What you need to do
Give back the records in full, with every line exactly as it was.

Supplied entries
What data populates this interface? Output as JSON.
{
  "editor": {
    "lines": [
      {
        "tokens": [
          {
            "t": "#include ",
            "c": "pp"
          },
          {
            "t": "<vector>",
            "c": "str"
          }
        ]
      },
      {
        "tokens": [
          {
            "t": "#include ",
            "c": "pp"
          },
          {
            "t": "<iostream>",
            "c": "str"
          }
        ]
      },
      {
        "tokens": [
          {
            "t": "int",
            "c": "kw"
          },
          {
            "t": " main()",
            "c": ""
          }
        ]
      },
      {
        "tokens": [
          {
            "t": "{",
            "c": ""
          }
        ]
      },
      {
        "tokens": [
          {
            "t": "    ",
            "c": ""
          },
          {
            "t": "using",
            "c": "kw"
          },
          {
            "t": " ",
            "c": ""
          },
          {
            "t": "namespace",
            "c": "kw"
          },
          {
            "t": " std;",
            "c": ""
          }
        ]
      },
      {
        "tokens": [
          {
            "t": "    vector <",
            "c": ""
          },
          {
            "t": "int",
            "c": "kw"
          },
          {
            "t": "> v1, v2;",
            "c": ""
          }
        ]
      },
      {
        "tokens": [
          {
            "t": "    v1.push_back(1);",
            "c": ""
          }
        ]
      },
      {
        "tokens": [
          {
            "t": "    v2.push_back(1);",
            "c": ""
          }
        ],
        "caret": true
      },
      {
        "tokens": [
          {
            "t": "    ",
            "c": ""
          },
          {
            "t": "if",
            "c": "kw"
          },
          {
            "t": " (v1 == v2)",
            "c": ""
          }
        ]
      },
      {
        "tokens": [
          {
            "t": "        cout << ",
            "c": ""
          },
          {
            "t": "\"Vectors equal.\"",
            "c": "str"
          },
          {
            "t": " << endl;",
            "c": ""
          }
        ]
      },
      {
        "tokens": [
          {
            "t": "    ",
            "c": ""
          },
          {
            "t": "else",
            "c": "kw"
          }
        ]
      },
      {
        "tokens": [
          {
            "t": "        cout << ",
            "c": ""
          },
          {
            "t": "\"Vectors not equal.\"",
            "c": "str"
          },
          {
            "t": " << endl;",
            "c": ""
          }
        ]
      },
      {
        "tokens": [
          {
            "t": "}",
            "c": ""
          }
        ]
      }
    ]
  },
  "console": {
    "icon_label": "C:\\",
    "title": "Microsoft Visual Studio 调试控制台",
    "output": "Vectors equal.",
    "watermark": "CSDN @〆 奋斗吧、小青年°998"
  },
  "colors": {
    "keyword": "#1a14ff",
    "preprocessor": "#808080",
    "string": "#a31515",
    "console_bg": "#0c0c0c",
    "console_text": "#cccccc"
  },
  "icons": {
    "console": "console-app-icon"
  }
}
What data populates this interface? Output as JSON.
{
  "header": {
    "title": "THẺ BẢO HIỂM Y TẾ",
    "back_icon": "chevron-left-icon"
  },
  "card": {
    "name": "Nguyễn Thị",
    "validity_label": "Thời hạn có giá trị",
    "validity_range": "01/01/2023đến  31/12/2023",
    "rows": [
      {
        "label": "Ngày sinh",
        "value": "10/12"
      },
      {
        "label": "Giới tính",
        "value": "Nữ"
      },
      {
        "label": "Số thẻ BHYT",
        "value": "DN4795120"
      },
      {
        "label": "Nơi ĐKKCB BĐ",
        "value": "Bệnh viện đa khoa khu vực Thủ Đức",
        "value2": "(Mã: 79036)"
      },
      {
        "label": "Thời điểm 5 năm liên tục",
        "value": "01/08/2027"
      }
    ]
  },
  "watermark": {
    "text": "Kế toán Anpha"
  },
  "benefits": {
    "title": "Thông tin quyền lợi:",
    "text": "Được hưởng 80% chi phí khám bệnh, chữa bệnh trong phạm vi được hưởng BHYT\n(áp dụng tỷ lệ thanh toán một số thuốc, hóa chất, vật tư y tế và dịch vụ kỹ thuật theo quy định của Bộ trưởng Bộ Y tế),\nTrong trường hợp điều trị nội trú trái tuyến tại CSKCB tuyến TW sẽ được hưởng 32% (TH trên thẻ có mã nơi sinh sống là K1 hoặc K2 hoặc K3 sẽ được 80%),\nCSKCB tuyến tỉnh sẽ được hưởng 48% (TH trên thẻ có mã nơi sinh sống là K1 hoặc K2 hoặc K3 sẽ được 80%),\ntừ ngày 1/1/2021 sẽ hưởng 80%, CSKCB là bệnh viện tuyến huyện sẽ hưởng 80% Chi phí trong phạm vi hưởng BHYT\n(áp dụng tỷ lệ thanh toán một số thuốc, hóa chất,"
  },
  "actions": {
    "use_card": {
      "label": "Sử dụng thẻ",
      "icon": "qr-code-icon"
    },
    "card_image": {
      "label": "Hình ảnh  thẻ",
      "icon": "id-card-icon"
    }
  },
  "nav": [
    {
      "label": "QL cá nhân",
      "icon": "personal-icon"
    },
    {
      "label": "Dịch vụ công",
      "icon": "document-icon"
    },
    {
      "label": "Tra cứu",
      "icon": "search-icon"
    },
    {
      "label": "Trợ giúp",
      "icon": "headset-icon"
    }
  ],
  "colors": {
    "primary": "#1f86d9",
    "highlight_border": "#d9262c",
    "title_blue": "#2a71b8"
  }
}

Result of the task
What data populates this interface? Output as JSON.
{
  "editor": {
    "lines": [
      {
        "tokens": [
          {
            "t": "#include ",
            "c": "pp"
          },
          {
            "t": "<vector>",
            "c": "str"
          }
        ]
      },
      {
        "tokens": [
          {
            "t": "#include ",
            "c": "pp"
          },
          {
            "t": "<iostream>",
            "c": "str"
          }
        ]
      },
      {
        "tokens": [
          {
            "t": "int",
            "c": "kw"
          },
          {
            "t": " main()",
            "c": ""
          }
        ]
      },
      {
        "tokens": [
          {
            "t": "{",
            "c": ""
          }
        ]
      },
      {
        "tokens": [
          {
            "t": "    ",
            "c": ""
          },
          {
            "t": "using",
            "c": "kw"
          },
          {
            "t": " ",
            "c": ""
          },
          {
            "t": "namespace",
            "c": "kw"
          },
          {
            "t": " std;",
            "c": ""
          }
        ]
      },
      {
        "tokens": [
          {
            "t": "    vector <",
            "c": ""
          },
          {
            "t": "int",
            "c": "kw"
          },
          {
            "t": "> v1, v2;",
            "c": ""
          }
        ]
      },
      {
        "tokens": [
          {
            "t": "    v1.push_back(1);",
            "c": ""
          }
        ]
      },
      {
        "tokens": [
          {
            "t": "    v2.push_back(1);",
            "c": ""
          }
        ],
        "caret": true
      },
      {
        "tokens": [
          {
            "t": "    ",
            "c": ""
          },
          {
            "t": "if",
            "c": "kw"
          },
          {
            "t": " (v1 == v2)",
            "c": ""
          }
        ]
      },
      {
        "tokens": [
          {
            "t": "        cout << ",
            "c": ""
          },
          {
            "t": "\"Vectors equal.\"",
            "c": "str"
          },
          {
            "t": " << endl;",
            "c": ""
          }
        ]
      },
      {
        "tokens": [
          {
            "t": "    ",
            "c": ""
          },
          {
            "t": "else",
            "c": "kw"
          }
        ]
      },
      {
        "tokens": [
          {
            "t": "        cout << ",
            "c": ""
          },
          {
            "t": "\"Vectors not equal.\"",
            "c": "str"
          },
          {
            "t": " << endl;",
            "c": ""
          }
        ]
      },
      {
        "tokens": [
          {
            "t": "}",
            "c": ""
          }
        ]
      }
    ]
  },
  "console": {
    "icon_label": "C:\\",
    "title": "Microsoft Visual Studio 调试控制台",
    "output": "Vectors equal.",
    "watermark": "CSDN @〆 奋斗吧、小青年°998"
  },
  "colors": {
    "keyword": "#1a14ff",
    "preprocessor": "#808080",
    "string": "#a31515",
    "console_bg": "#0c0c0c",
    "console_text": "#cccccc"
  },
  "icons": {
    "console": "console-app-icon"
  }
}
What data populates this interface? Output as JSON.
{
  "header": {
    "title": "THẺ BẢO HIỂM Y TẾ",
    "back_icon": "chevron-left-icon"
  },
  "card": {
    "name": "Nguyễn Thị",
    "validity_label": "Thời hạn có giá trị",
    "validity_range": "01/01/2023đến  31/12/2023",
    "rows": [
      {
        "label": "Ngày sinh",
        "value": "10/12"
      },
      {
        "label": "Giới tính",
        "value": "Nữ"
      },
      {
        "label": "Số thẻ BHYT",
        "value": "DN4795120"
      },
      {
        "label": "Nơi ĐKKCB BĐ",
        "value": "Bệnh viện đa khoa khu vực Thủ Đức",
        "value2": "(Mã: 79036)"
      },
      {
        "label": "Thời điểm 5 năm liên tục",
        "value": "01/08/2027"
      }
    ]
  },
  "watermark": {
    "text": "Kế toán Anpha"
  },
  "benefits": {
    "title": "Thông tin quyền lợi:",
    "text": "Được hưởng 80% chi phí khám bệnh, chữa bệnh trong phạm vi được hưởng BHYT\n(áp dụng tỷ lệ thanh toán một số thuốc, hóa chất, vật tư y tế và dịch vụ kỹ thuật theo quy định của Bộ trưởng Bộ Y tế),\nTrong trường hợp điều trị nội trú trái tuyến tại CSKCB tuyến TW sẽ được hưởng 32% (TH trên thẻ có mã nơi sinh sống là K1 hoặc K2 hoặc K3 sẽ được 80%),\nCSKCB tuyến tỉnh sẽ được hưởng 48% (TH trên thẻ có mã nơi sinh sống là K1 hoặc K2 hoặc K3 sẽ được 80%),\ntừ ngày 1/1/2021 sẽ hưởng 80%, CSKCB là bệnh viện tuyến huyện sẽ hưởng 80% Chi phí trong phạm vi hưởng BHYT\n(áp dụng tỷ lệ thanh toán một số thuốc, hóa chất,"
  },
  "actions": {
    "use_card": {
      "label": "Sử dụng thẻ",
      "icon": "qr-code-icon"
    },
    "card_image": {
      "label": "Hình ảnh  thẻ",
      "icon": "id-card-icon"
    }
  },
  "nav": [
    {
      "label": "QL cá nhân",
      "icon": "personal-icon"
    },
    {
      "label": "Dịch vụ công",
      "icon": "document-icon"
    },
    {
      "label": "Tra cứu",
      "icon": "search-icon"
    },
    {
      "label": "Trợ giúp",
      "icon": "headset-icon"
    }
  ],
  "colors": {
    "primary": "#1f86d9",
    "highlight_border": "#d9262c",
    "title_blue": "#2a71b8"
  }
}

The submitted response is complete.